Students from the Aberdeen Proving Ground Joint Science and Technology Institute make robots in UD labs

Participants in the 2019 Joint Science and Technology Institute (JSTI), a two-week residential program that exposes high school students to scientific research, visited UD in August to learn about 3D Printing, composite materials, robotics and more.

The students were hosted by Thomas Lum, Electronics Lab Supervisor in the Department of Electrical and Computer Engineering and Larry (LJ) R. Holmes, Jr., Assistant Director for Digital Design and Additive Manufacturing at the University of Delaware Center for Composite Materials. Students hailed from different states and some are from military families stationed abroad.
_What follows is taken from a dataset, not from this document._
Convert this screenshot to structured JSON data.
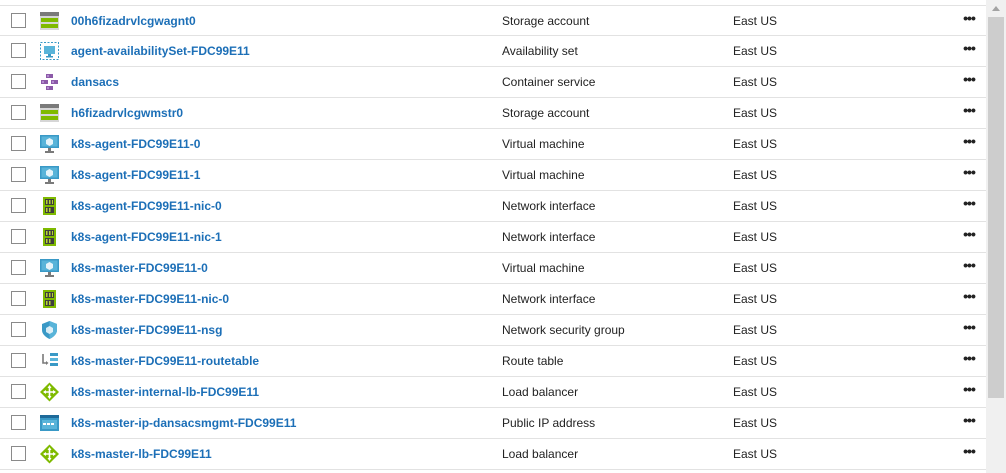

Students learned about manufacturing and programming robots and spent two weeks with the iSuite in Evans Hall as their home base. The iSuite features a makerspace equipped with 3D printers so that students can conceive, design, prototype and test their ideas and systems.

students learning about robots

In phase one, students assembled electronics kits that include communication, control and power hardware. Electronics assembly included wiring and soldering. Then the students use 3D printing to fabricate the body and structure of the robots. Students completed phase one by combining the electronics with the 3D printed structures.

In phase two, the students loaded pre-recorded programs onto the robots, which made them sing and dance. Once comfortable with the programming software, the students then wrote their own code to control the robots. To end phase two, the students again used 3D printing to customize their robots. For example, some made hats, glasses, or masks.

students with robots

In phase three of the program, the students further modified their robots by adding arms and programming the robots to do some task. In this case, the robots will walk to an object, pick it up and move it to a desired location.

Elementary school students participating in UD’s K-12 Engineering Outreach’s Younger Engineers camp visited with the high school students to learn about their experiences.

“This is what it is all about,” said Michael Vaughan, associate dean for engineering undergraduate education. “These are the kind of experiences that can literally change the lives and aspirations of young learners. There is no better place than UD Engineering, with its vast technological resources and expertise, to introduce and reinforce the unlimited possibilities of a science, technology, engineering and mathematics (STEM) education … to young people who are looking to find their place in our increasingly high-tech world.”